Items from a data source
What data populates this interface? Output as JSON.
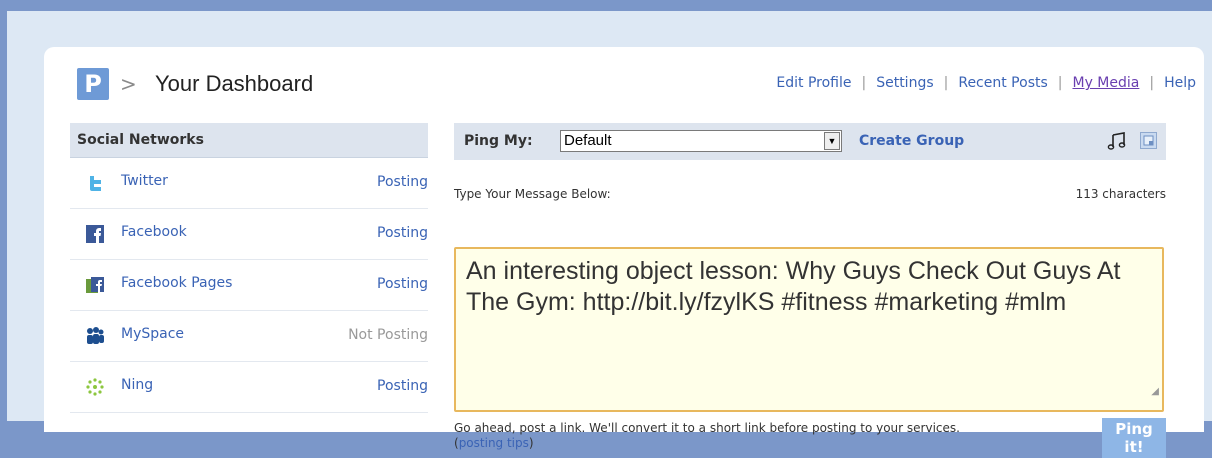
{
  "header": {
    "logo_letter": "P",
    "separator": ">",
    "title": "Your Dashboard",
    "nav": [
      "Edit Profile",
      "Settings",
      "Recent Posts",
      "My Media",
      "Help"
    ]
  },
  "sidebar": {
    "heading": "Social Networks",
    "networks": [
      {
        "name": "Twitter",
        "status": "Posting",
        "icon": "twitter-icon"
      },
      {
        "name": "Facebook",
        "status": "Posting",
        "icon": "facebook-icon"
      },
      {
        "name": "Facebook Pages",
        "status": "Posting",
        "icon": "facebook-pages-icon"
      },
      {
        "name": "MySpace",
        "status": "Not Posting",
        "icon": "myspace-icon"
      },
      {
        "name": "Ning",
        "status": "Posting",
        "icon": "ning-icon"
      }
    ]
  },
  "composer": {
    "ping_label": "Ping My:",
    "group_value": "Default",
    "create_group": "Create Group",
    "message_label": "Type Your Message Below:",
    "char_count": "113 characters",
    "message": "An interesting object lesson:  Why Guys Check Out Guys At The Gym:  http://bit.ly/fzylKS #fitness #marketing #mlm",
    "hint_text": "Go ahead, post a link. We'll convert it to a short link before posting to your services. (",
    "hint_link": "posting tips",
    "hint_close": ")",
    "ping_button": "Ping it!"
  },
  "colors": {
    "accent": "#3a63b5",
    "page_bg": "#7b97c9",
    "message_bg": "#ffffe9",
    "message_border": "#e8b85d",
    "button": "#8eb6e6"
  }
}
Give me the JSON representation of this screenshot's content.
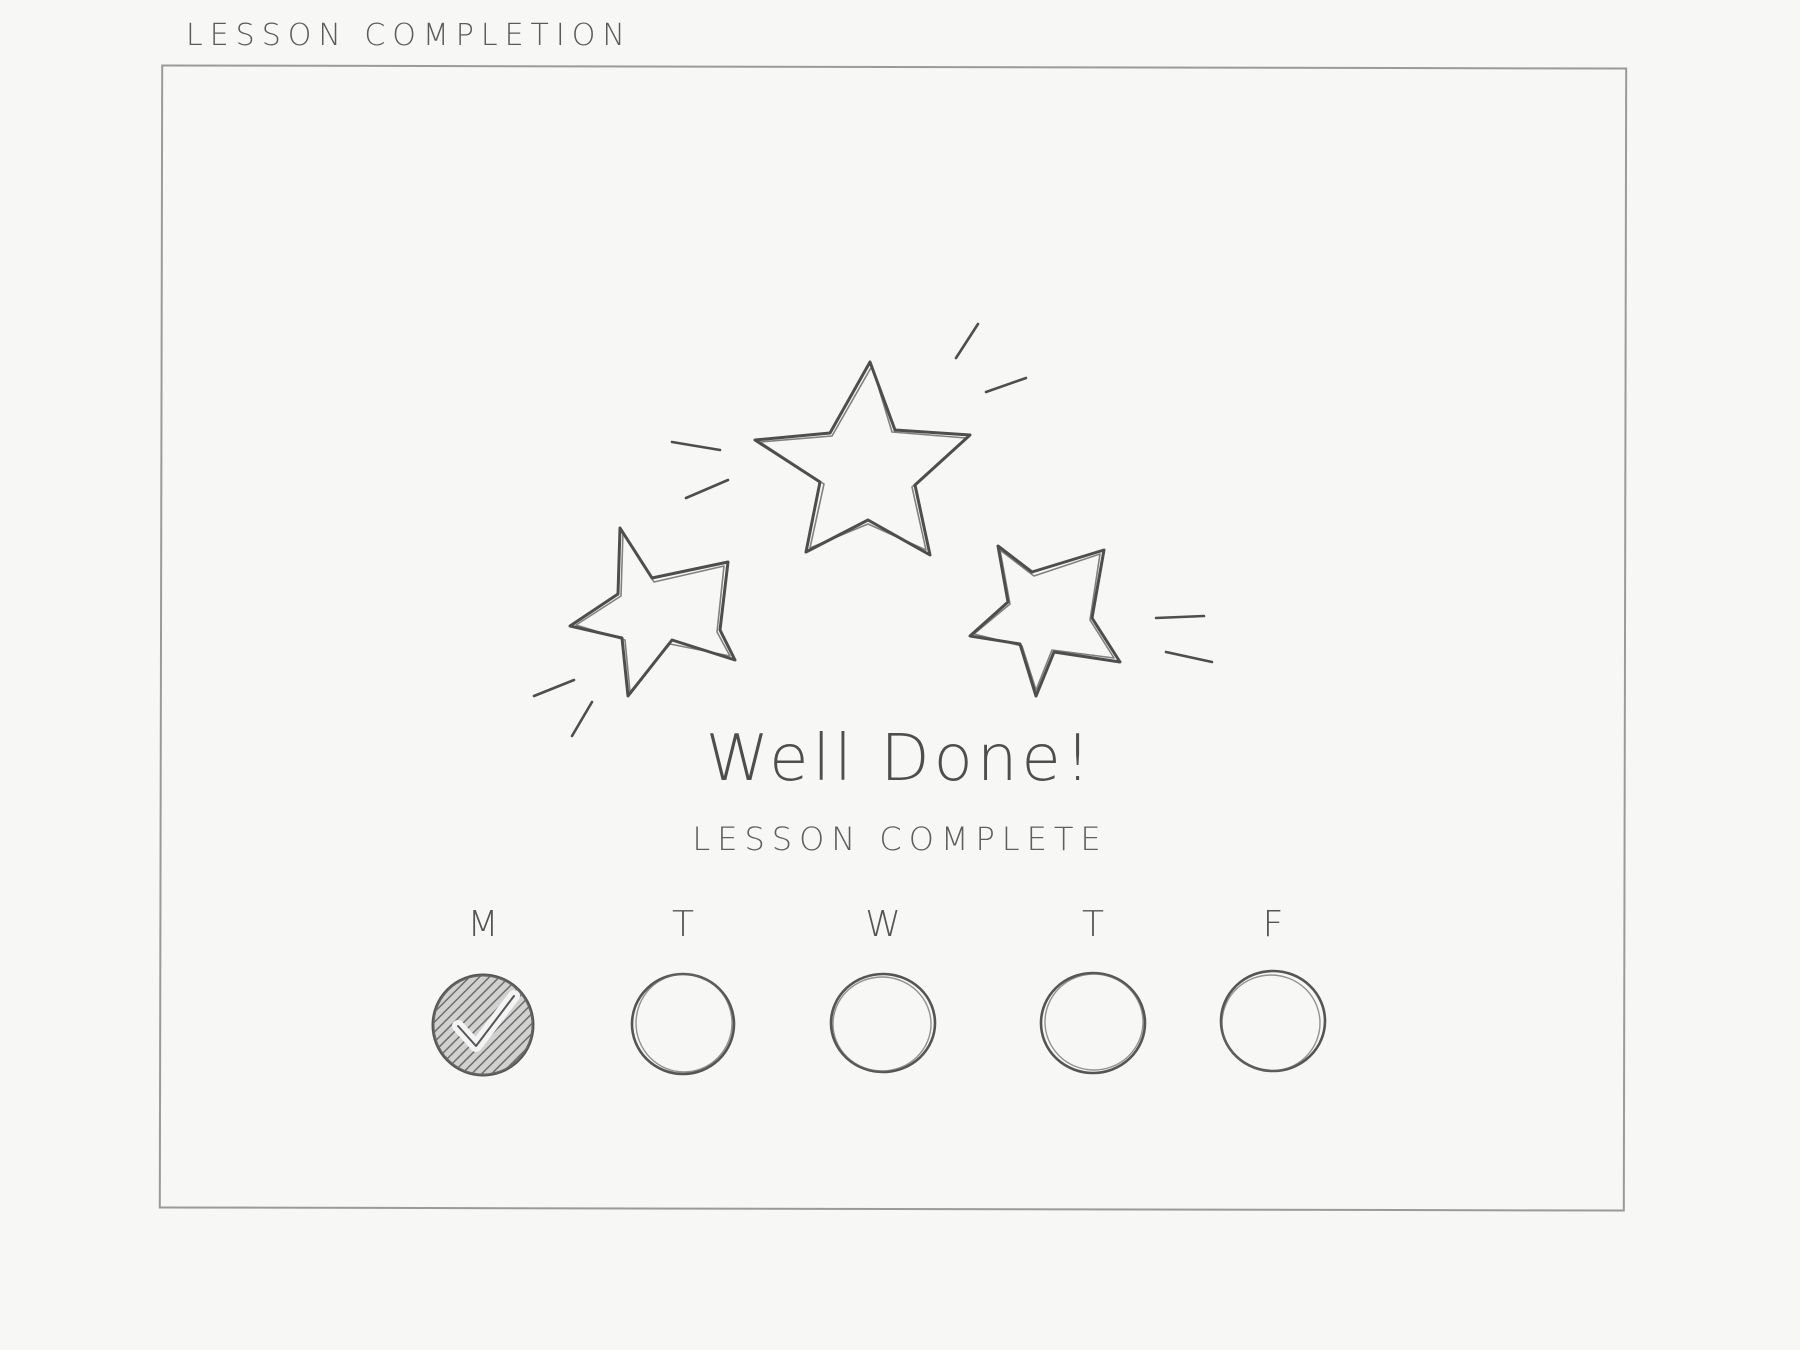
{
  "sheet_title": "LESSON COMPLETION",
  "headline": "Well Done!",
  "subline": "LESSON COMPLETE",
  "rating": {
    "stars_earned": 3,
    "stars_total": 3
  },
  "week": [
    {
      "letter": "M",
      "done": true
    },
    {
      "letter": "T",
      "done": false
    },
    {
      "letter": "W",
      "done": false
    },
    {
      "letter": "T",
      "done": false
    },
    {
      "letter": "F",
      "done": false
    }
  ],
  "colors": {
    "ink": "#555555",
    "frame": "#9a9a9a",
    "paper": "#f7f7f6",
    "done_fill": "#6a6a6a"
  },
  "icons": {
    "star": "star-icon",
    "check": "checkmark-icon",
    "empty": "empty-circle-icon"
  }
}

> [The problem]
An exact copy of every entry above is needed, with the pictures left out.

> [Your response]
What data populates this interface? Output as JSON.
{
  "header": {
    "logo_letter": "P",
    "separator": ">",
    "title": "Your Dashboard",
    "nav": [
      "Edit Profile",
      "Settings",
      "Recent Posts",
      "My Media",
      "Help"
    ]
  },
  "sidebar": {
    "heading": "Social Networks",
    "networks": [
      {
        "name": "Twitter",
        "status": "Posting",
        "icon": "twitter-icon"
      },
      {
        "name": "Facebook",
        "status": "Posting",
        "icon": "facebook-icon"
      },
      {
        "name": "Facebook Pages",
        "status": "Posting",
        "icon": "facebook-pages-icon"
      },
      {
        "name": "MySpace",
        "status": "Not Posting",
        "icon": "myspace-icon"
      },
      {
        "name": "Ning",
        "status": "Posting",
        "icon": "ning-icon"
      }
    ]
  },
  "composer": {
    "ping_label": "Ping My:",
    "group_value": "Default",
    "create_group": "Create Group",
    "message_label": "Type Your Message Below:",
    "char_count": "113 characters",
    "message": "An interesting object lesson:  Why Guys Check Out Guys At The Gym:  http://bit.ly/fzylKS #fitness #marketing #mlm",
    "hint_text": "Go ahead, post a link. We'll convert it to a short link before posting to your services. (",
    "hint_link": "posting tips",
    "hint_close": ")",
    "ping_button": "Ping it!"
  },
  "colors": {
    "accent": "#3a63b5",
    "page_bg": "#7b97c9",
    "message_bg": "#ffffe9",
    "message_border": "#e8b85d",
    "button": "#8eb6e6"
  }
}
Give me the JSON representation of this screenshot's content.
{
  "sheet_title": "LESSON COMPLETION",
  "headline": "Well Done!",
  "subline": "LESSON COMPLETE",
  "rating": {
    "stars_earned": 3,
    "stars_total": 3
  },
  "week": [
    {
      "letter": "M",
      "done": true
    },
    {
      "letter": "T",
      "done": false
    },
    {
      "letter": "W",
      "done": false
    },
    {
      "letter": "T",
      "done": false
    },
    {
      "letter": "F",
      "done": false
    }
  ],
  "colors": {
    "ink": "#555555",
    "frame": "#9a9a9a",
    "paper": "#f7f7f6",
    "done_fill": "#6a6a6a"
  },
  "icons": {
    "star": "star-icon",
    "check": "checkmark-icon",
    "empty": "empty-circle-icon"
  }
}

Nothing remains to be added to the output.